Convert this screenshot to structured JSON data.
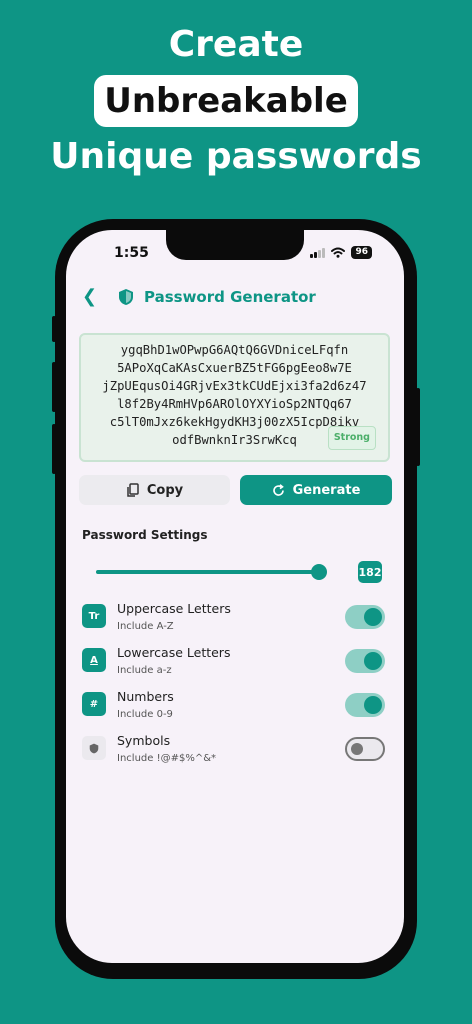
{
  "promo": {
    "line1": "Create",
    "line2": "Unbreakable",
    "line3": "Unique passwords"
  },
  "status": {
    "time": "1:55",
    "battery": "96"
  },
  "appbar": {
    "title": "Password Generator"
  },
  "password": {
    "value": "ygqBhD1wOPwpG6AQtQ6GVDniceLFqfn5APoXqCaKAsCxuerBZ5tFG6pgEeo8w7EjZpUEqusOi4GRjvEx3tkCUdEjxi3fa2d6z47l8f2By4RmHVp6AROlOYXYioSp2NTQq67c5lT0mJxz6kekHgydKH3j00zX5IcpD8ikvodfBwnknIr3SrwKcq",
    "lines": [
      "ygqBhD1wOPwpG6AQtQ6GVDniceLFqfn",
      "5APoXqCaKAsCxuerBZ5tFG6pgEeo8w7E",
      "jZpUEqusOi4GRjvEx3tkCUdEjxi3fa2d6z47",
      "l8f2By4RmHVp6AROlOYXYioSp2NTQq67",
      "c5lT0mJxz6kekHgydKH3j00zX5IcpD8ikv",
      "odfBwnknIr3SrwKcq"
    ],
    "strength": "Strong"
  },
  "actions": {
    "copy": "Copy",
    "generate": "Generate"
  },
  "settings": {
    "heading": "Password Settings",
    "length": 182,
    "length_fraction": 0.97,
    "options": [
      {
        "label": "Uppercase Letters",
        "sub": "Include A-Z",
        "icon": "Tr",
        "icon_name": "uppercase-icon",
        "enabled": true
      },
      {
        "label": "Lowercase Letters",
        "sub": "Include a-z",
        "icon": "A",
        "icon_name": "lowercase-icon",
        "enabled": true
      },
      {
        "label": "Numbers",
        "sub": "Include 0-9",
        "icon": "#",
        "icon_name": "hash-icon",
        "enabled": true
      },
      {
        "label": "Symbols",
        "sub": "Include !@#$%^&*",
        "icon": "",
        "icon_name": "shield-icon",
        "enabled": false
      }
    ]
  },
  "colors": {
    "accent": "#0e9585",
    "background": "#0e9585",
    "screen": "#f7f2f9"
  }
}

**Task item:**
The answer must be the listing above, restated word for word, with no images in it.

**Answer for the task:**
Convert this screenshot to structured JSON data.
{
  "promo": {
    "line1": "Create",
    "line2": "Unbreakable",
    "line3": "Unique passwords"
  },
  "status": {
    "time": "1:55",
    "battery": "96"
  },
  "appbar": {
    "title": "Password Generator"
  },
  "password": {
    "value": "ygqBhD1wOPwpG6AQtQ6GVDniceLFqfn5APoXqCaKAsCxuerBZ5tFG6pgEeo8w7EjZpUEqusOi4GRjvEx3tkCUdEjxi3fa2d6z47l8f2By4RmHVp6AROlOYXYioSp2NTQq67c5lT0mJxz6kekHgydKH3j00zX5IcpD8ikvodfBwnknIr3SrwKcq",
    "lines": [
      "ygqBhD1wOPwpG6AQtQ6GVDniceLFqfn",
      "5APoXqCaKAsCxuerBZ5tFG6pgEeo8w7E",
      "jZpUEqusOi4GRjvEx3tkCUdEjxi3fa2d6z47",
      "l8f2By4RmHVp6AROlOYXYioSp2NTQq67",
      "c5lT0mJxz6kekHgydKH3j00zX5IcpD8ikv",
      "odfBwnknIr3SrwKcq"
    ],
    "strength": "Strong"
  },
  "actions": {
    "copy": "Copy",
    "generate": "Generate"
  },
  "settings": {
    "heading": "Password Settings",
    "length": 182,
    "length_fraction": 0.97,
    "options": [
      {
        "label": "Uppercase Letters",
        "sub": "Include A-Z",
        "icon": "Tr",
        "icon_name": "uppercase-icon",
        "enabled": true
      },
      {
        "label": "Lowercase Letters",
        "sub": "Include a-z",
        "icon": "A",
        "icon_name": "lowercase-icon",
        "enabled": true
      },
      {
        "label": "Numbers",
        "sub": "Include 0-9",
        "icon": "#",
        "icon_name": "hash-icon",
        "enabled": true
      },
      {
        "label": "Symbols",
        "sub": "Include !@#$%^&*",
        "icon": "",
        "icon_name": "shield-icon",
        "enabled": false
      }
    ]
  },
  "colors": {
    "accent": "#0e9585",
    "background": "#0e9585",
    "screen": "#f7f2f9"
  }
}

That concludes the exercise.